Film series: Doc Spots
Each semester Cornell Cinema organizes a series of groundbreaking documentaries. This semester’s selection includes films from diverse geographic regions with an interest in critical discussions of important political and social topics.
In a special screening of The Janes, Cornell Cinema invites the directors Tia Lessin ’86 and Emma Pildes to appear in person to discuss their documentary. The Janes compiles the testimonies of advocates who helped women access safe abortions in pre-Roe v. Wade Chicago. The film stresses the tragic consequences of criminalized abortion while reminding viewers of the power of grassroots organizations to enact meaningful change against harmful legislation. In the wake of the recent Supreme Court Decision, this documentary touches on one of the most pressing issues facing American society today.
Cane Fire is a documentary by Anthony Banua-Simon about the Hawaiian island of Kauai, which was often used by Hollywood as a film location. Cane Fire explores the politics and conflicts of the movie industry and the use of locals as “extras” in the pictures. Cane Fire shows the connections between the histories of colonialism, sugar cane, film production, and tourism in what RogerEbert.com calls “an “unhurried” and “patient” documentary.

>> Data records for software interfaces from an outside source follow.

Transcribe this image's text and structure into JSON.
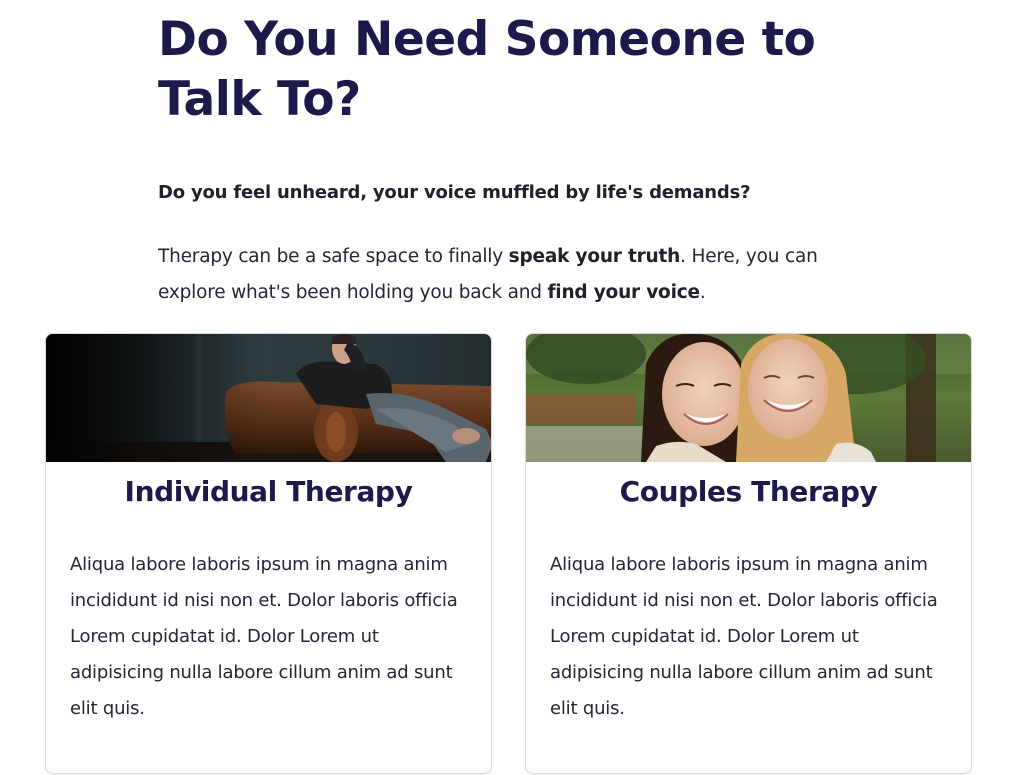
{
  "hero": {
    "title": "Do You Need Someone to Talk To?"
  },
  "intro": {
    "question": "Do you feel unheard, your voice muffled by life's demands?",
    "paragraph_part1": "Therapy can be a safe space to finally ",
    "paragraph_bold1": "speak your truth",
    "paragraph_part2": ". Here, you can explore what's been holding you back and ",
    "paragraph_bold2": "find your voice",
    "paragraph_part3": "."
  },
  "cards": [
    {
      "title": "Individual Therapy",
      "text": "Aliqua labore laboris ipsum in magna anim incididunt id nisi non et. Dolor laboris officia Lorem cupidatat id. Dolor Lorem ut adipisicing nulla labore cillum anim ad sunt elit quis.",
      "image": "person-on-couch-photo"
    },
    {
      "title": "Couples Therapy",
      "text": "Aliqua labore laboris ipsum in magna anim incididunt id nisi non et. Dolor laboris officia Lorem cupidatat id. Dolor Lorem ut adipisicing nulla labore cillum anim ad sunt elit quis.",
      "image": "two-women-smiling-photo"
    }
  ],
  "colors": {
    "heading": "#1c1a4a",
    "text": "#24243a",
    "card_border": "#d8d8de"
  }
}
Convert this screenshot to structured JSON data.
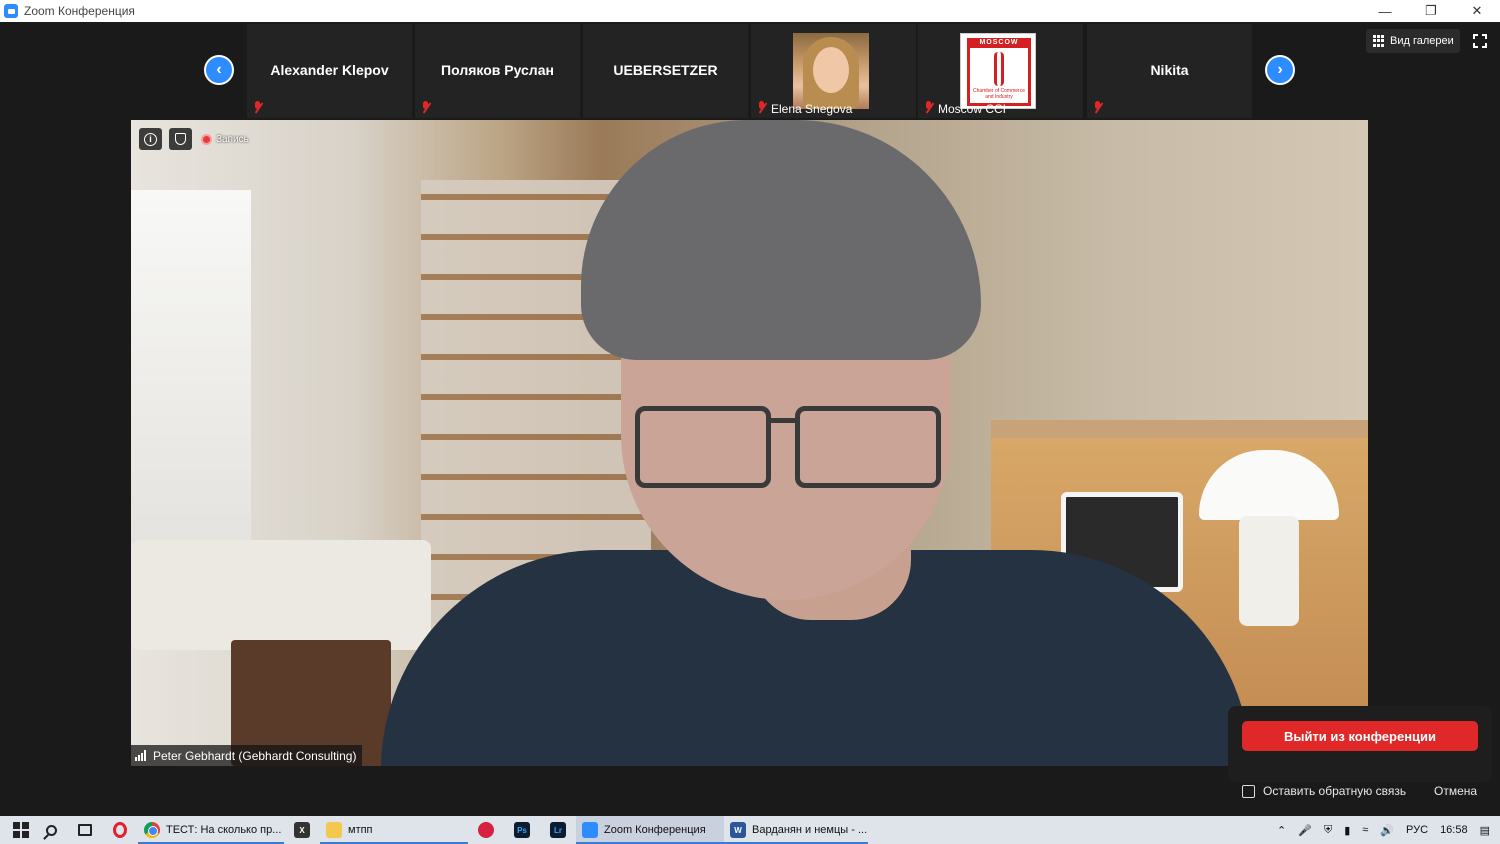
{
  "window": {
    "title": "Zoom Конференция",
    "controls": [
      "minimize",
      "restore",
      "close"
    ]
  },
  "gallery": {
    "tiles": [
      {
        "name": "Alexander Klepov",
        "show_name_center": true,
        "muted": true,
        "label": ""
      },
      {
        "name": "Поляков Руслан",
        "show_name_center": true,
        "muted": true,
        "label": ""
      },
      {
        "name": "UEBERSETZER",
        "show_name_center": true,
        "muted": false,
        "label": ""
      },
      {
        "name": "Elena Snegova",
        "show_name_center": false,
        "muted": true,
        "label": "Elena Snegova",
        "photo": "portrait"
      },
      {
        "name": "Moscow CCI",
        "show_name_center": false,
        "muted": true,
        "label": "Moscow CCI",
        "photo": "logo"
      },
      {
        "name": "Nikita",
        "show_name_center": true,
        "muted": true,
        "label": ""
      }
    ],
    "moscow_logo_text": "MOSCOW",
    "moscow_logo_sub": "Chamber of Commerce and Industry",
    "prev_icon": "chevron-left-icon",
    "next_icon": "chevron-right-icon"
  },
  "view": {
    "gallery_label": "Вид галереи",
    "fullscreen_icon": "fullscreen-icon"
  },
  "video": {
    "recording_label": "Запись",
    "speaker_name": "Peter Gebhardt (Gebhardt Consulting)"
  },
  "leave": {
    "button_label": "Выйти из конференции",
    "feedback_label": "Оставить обратную связь",
    "cancel_label": "Отмена"
  },
  "taskbar": {
    "apps": [
      {
        "label": "ТЕСТ: На сколько пр...",
        "icon": "chrome",
        "active": true
      },
      {
        "label": "",
        "icon": "app-x",
        "active": false
      },
      {
        "label": "мтпп",
        "icon": "folder",
        "active": true
      },
      {
        "label": "",
        "icon": "app-red",
        "active": false
      },
      {
        "label": "",
        "icon": "photoshop",
        "active": false
      },
      {
        "label": "",
        "icon": "lightroom",
        "active": false
      },
      {
        "label": "Zoom Конференция",
        "icon": "zoom",
        "active": true
      },
      {
        "label": "Варданян и немцы - ...",
        "icon": "word",
        "active": true
      }
    ],
    "tray": {
      "language": "РУС",
      "time": "16:58"
    }
  },
  "colors": {
    "accent": "#2d8cff",
    "danger": "#e02828",
    "background": "#1a1a1a"
  }
}
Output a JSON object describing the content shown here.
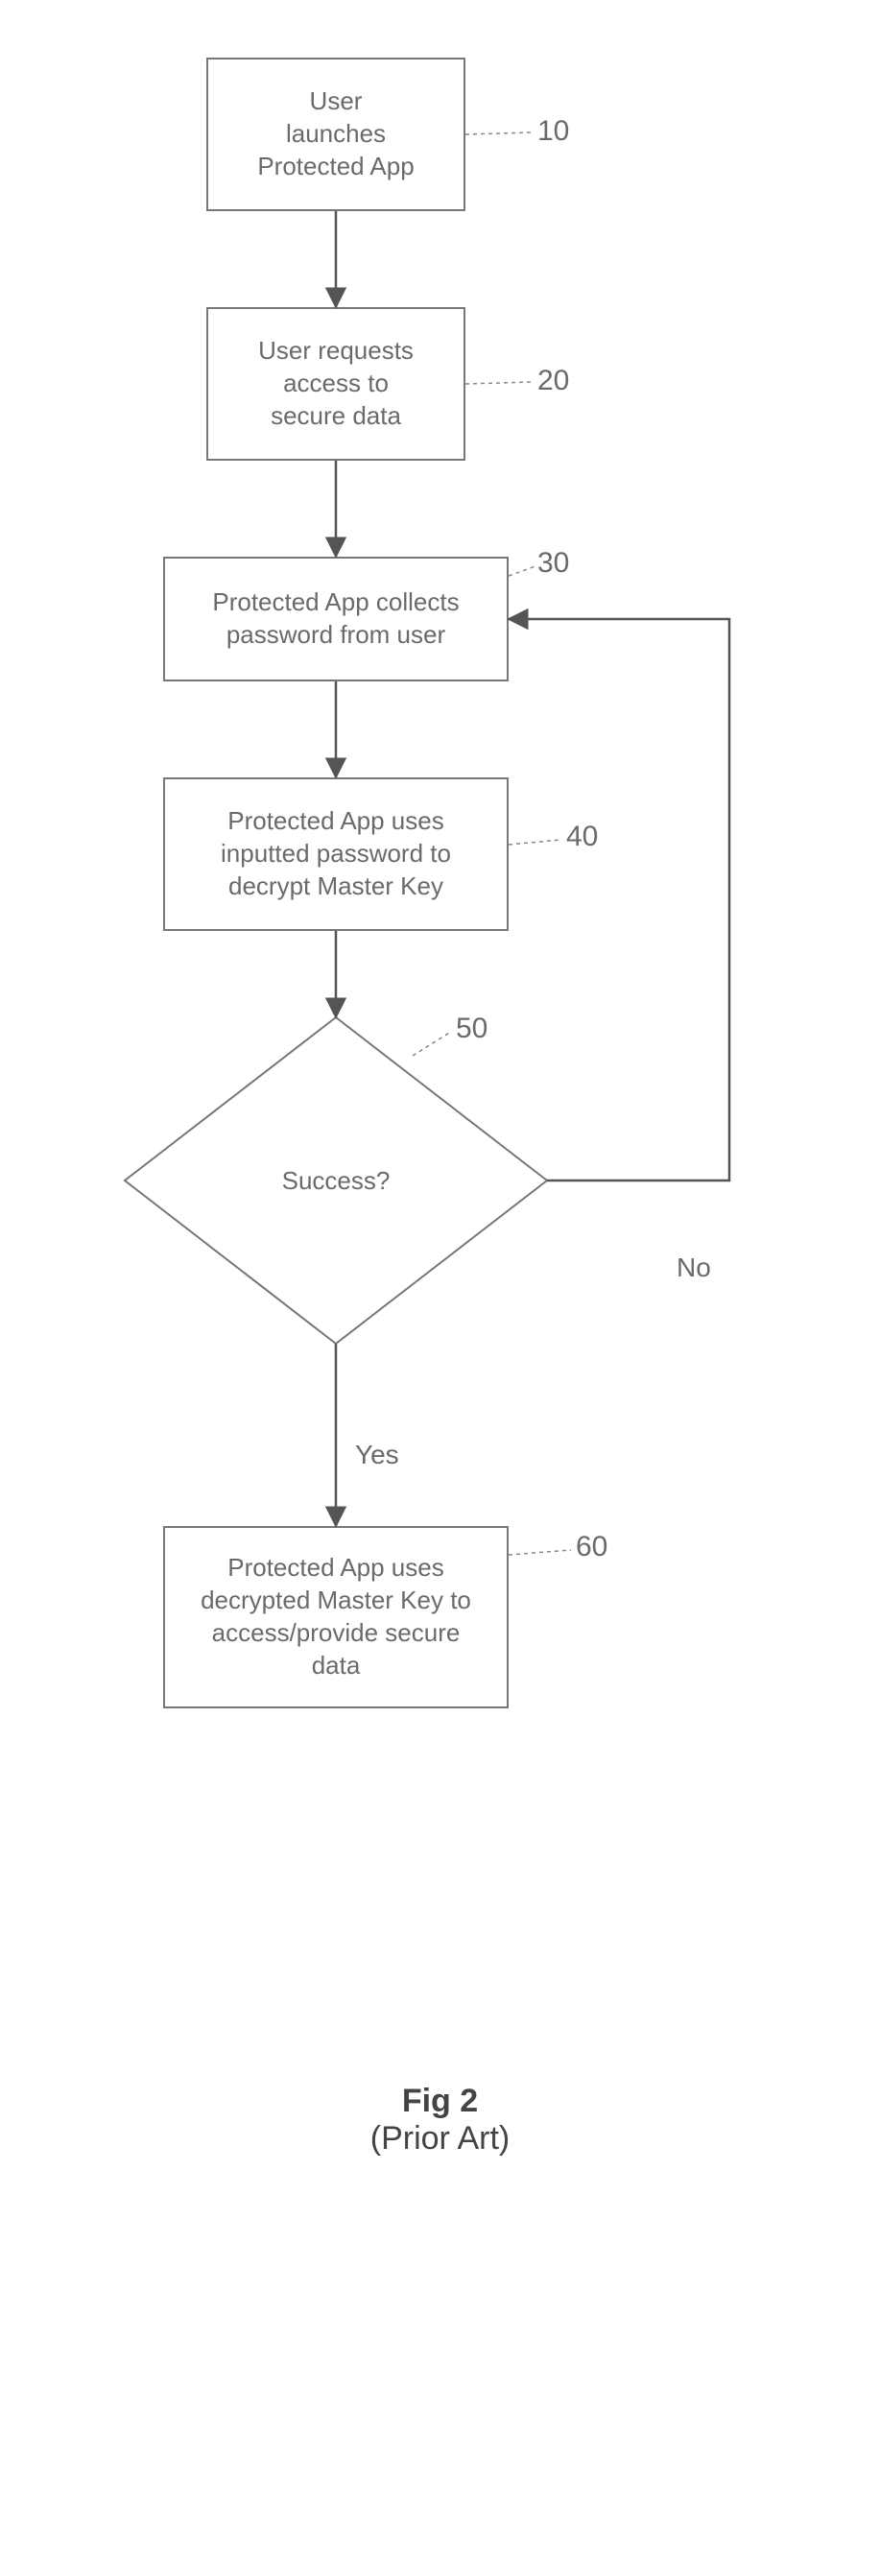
{
  "nodes": {
    "n10": {
      "text": "User\nlaunches\nProtected App",
      "ref": "10"
    },
    "n20": {
      "text": "User requests\naccess to\nsecure data",
      "ref": "20"
    },
    "n30": {
      "text": "Protected App collects\npassword from user",
      "ref": "30"
    },
    "n40": {
      "text": "Protected App uses\ninputted password to\ndecrypt Master Key",
      "ref": "40"
    },
    "n50": {
      "text": "Success?",
      "ref": "50"
    },
    "n60": {
      "text": "Protected App uses\ndecrypted Master Key to\naccess/provide secure\ndata",
      "ref": "60"
    }
  },
  "edges": {
    "yes": "Yes",
    "no": "No"
  },
  "caption": {
    "title": "Fig 2",
    "subtitle": "(Prior Art)"
  },
  "chart_data": {
    "type": "flowchart",
    "nodes": [
      {
        "id": 10,
        "shape": "process",
        "text": "User launches Protected App"
      },
      {
        "id": 20,
        "shape": "process",
        "text": "User requests access to secure data"
      },
      {
        "id": 30,
        "shape": "process",
        "text": "Protected App collects password from user"
      },
      {
        "id": 40,
        "shape": "process",
        "text": "Protected App uses inputted password to decrypt Master Key"
      },
      {
        "id": 50,
        "shape": "decision",
        "text": "Success?"
      },
      {
        "id": 60,
        "shape": "process",
        "text": "Protected App uses decrypted Master Key to access/provide secure data"
      }
    ],
    "edges": [
      {
        "from": 10,
        "to": 20
      },
      {
        "from": 20,
        "to": 30
      },
      {
        "from": 30,
        "to": 40
      },
      {
        "from": 40,
        "to": 50
      },
      {
        "from": 50,
        "to": 60,
        "label": "Yes"
      },
      {
        "from": 50,
        "to": 30,
        "label": "No"
      }
    ],
    "caption": "Fig 2 (Prior Art)"
  }
}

Dressed in Blue (Vestida de azul, 1983) follows the stories of trans women in Madrid during the 1980s. Director Antonio Giménez Rico explores the theme of prostitution and urban nightlife, while diving into the backstories of the women he interviews. Dressed in Blue examines a moment of newfound freedom in Spain following the end of Francisco Franco’s dictatorship.
The Monopoly of Violence (2020) by Chris Cofer questions the legitimacy of the state and the history of its formation. In interviews with professors of history, political science and economics, Cofer places modern democracy in doubt. Focused on France and the use of police violence against protestors under Emannuel Macron, this documentary destabilizes accepted notions about the social contract.
Blue Island examines the relationship between the Chinese government and Hong Kong. As Hong Kong’s independence is increasingly threatened, the director Tze Woon Chan has sought new cinematic methods to explore the impact of mounting oppression on the local culture and the lives of residents. Blue Island mixes documentary footage with fictional representations to imagine what the future of Hong Kong might look like.
The opening shot of the striking environmental documentary Taming the Garden captures a tree as tall as a 15-story building floating on a barge across the vast Black Sea. Its destination lies within a garden countless miles away, privately owned by a wealthy and anonymous man whose passion resides in the removal, and subsequent replanting, of foreign trees into his own man-made Eden. “Surreal, serene and maybe just a little bit sacred.” (Variety)